Even now, it’s illegal in the U.S. to bypass DRM to convert e-books to another format, thanks to the current DMCA. Hollywood owned the Clinton administration, lock, stock and barrel, along with many in Congress, of both parties; and, yes, employees of certain publishing-related companies also have donated to politicians. What’s more, Reed Elsevier, Inc., current owner of Publishers Weekly, appears to have spent at least several million on lobbying fees in the States in the 2007 election cycle. Shown here is Hilary Rosen, ex-RIAA CEO, who, in her heyday, fought for the DMCA and other gems with the recording industry in mind.
Could things get still worse in e-bookdom, music and other areas? Techdirt and Google lawyer William Patry have the details on the copyright lobby’s use of treaties as a way to make U.S. laws even more anti-consumerish than they already are. Furthermore, remember—the issue with fair use isn’t just the ability to copy material, per se. It’s also free expression. Simply put, fair use is part of what makes America America. While it’s important for writers and others to be paid, the copyright interests are eager to go overboard, often with corporate earnings in mind rather than the welfare of individual creators.
Related: Sometimes you should just assume that fair use doesn’t exist, from a young law school grad named Mona Ibrahim. Agree with her conclusions?
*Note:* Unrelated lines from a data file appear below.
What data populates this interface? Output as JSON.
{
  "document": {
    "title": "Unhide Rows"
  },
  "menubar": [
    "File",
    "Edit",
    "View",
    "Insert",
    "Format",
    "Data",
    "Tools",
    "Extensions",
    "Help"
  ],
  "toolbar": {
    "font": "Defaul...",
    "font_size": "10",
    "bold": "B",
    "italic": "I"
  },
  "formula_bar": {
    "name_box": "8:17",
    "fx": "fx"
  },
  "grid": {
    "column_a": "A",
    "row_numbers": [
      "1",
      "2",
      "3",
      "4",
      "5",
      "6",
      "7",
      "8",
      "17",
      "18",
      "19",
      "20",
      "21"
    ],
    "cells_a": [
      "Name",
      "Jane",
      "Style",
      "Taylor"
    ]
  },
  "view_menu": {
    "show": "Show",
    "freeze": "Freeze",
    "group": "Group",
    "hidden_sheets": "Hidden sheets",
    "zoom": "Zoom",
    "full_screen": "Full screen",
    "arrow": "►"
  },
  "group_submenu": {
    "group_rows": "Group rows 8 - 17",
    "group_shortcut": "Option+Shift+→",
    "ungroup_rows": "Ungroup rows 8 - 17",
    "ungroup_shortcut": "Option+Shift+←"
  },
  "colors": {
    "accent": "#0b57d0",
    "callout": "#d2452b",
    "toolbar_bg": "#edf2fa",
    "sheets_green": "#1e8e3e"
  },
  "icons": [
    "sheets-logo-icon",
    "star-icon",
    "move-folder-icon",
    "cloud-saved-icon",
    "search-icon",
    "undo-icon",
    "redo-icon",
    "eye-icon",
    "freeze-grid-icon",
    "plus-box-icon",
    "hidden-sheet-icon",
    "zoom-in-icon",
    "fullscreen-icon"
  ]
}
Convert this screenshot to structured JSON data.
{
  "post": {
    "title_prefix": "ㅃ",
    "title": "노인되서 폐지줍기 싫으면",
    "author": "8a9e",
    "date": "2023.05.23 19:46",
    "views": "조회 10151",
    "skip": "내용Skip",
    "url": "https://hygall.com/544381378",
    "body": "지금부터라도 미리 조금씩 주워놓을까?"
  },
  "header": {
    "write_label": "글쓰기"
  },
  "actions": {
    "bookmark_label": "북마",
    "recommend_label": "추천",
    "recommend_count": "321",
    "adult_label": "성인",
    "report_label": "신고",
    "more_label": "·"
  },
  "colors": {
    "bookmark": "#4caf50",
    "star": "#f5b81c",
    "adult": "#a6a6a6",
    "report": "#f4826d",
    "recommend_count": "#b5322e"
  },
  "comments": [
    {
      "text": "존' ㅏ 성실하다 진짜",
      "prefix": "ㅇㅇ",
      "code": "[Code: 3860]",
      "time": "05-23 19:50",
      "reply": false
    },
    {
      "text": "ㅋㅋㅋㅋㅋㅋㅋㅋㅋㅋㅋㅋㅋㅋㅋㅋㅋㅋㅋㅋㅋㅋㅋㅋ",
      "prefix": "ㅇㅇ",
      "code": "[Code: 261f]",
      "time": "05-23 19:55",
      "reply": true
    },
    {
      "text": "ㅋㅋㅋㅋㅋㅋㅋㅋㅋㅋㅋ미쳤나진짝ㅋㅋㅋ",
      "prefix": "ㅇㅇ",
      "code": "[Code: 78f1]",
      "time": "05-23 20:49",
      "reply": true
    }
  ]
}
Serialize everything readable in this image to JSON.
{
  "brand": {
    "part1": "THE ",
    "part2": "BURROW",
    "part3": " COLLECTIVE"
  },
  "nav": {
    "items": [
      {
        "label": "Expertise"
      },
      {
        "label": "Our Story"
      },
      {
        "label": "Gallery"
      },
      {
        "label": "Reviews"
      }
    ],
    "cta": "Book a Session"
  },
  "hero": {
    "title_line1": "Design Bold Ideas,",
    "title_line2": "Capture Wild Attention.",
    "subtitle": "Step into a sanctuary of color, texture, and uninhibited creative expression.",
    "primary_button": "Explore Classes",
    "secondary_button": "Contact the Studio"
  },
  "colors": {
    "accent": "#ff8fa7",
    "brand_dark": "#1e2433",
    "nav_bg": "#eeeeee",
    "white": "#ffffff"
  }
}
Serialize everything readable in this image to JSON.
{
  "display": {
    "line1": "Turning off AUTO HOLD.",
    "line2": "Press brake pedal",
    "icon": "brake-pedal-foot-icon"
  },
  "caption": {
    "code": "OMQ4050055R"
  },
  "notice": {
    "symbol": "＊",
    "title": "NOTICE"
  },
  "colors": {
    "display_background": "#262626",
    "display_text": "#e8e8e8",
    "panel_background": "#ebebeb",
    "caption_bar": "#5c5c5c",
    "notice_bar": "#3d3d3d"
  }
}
Some might say that the “just assume” approach weakens fair use. On the other hand, what to do when you lack resources for extensive help?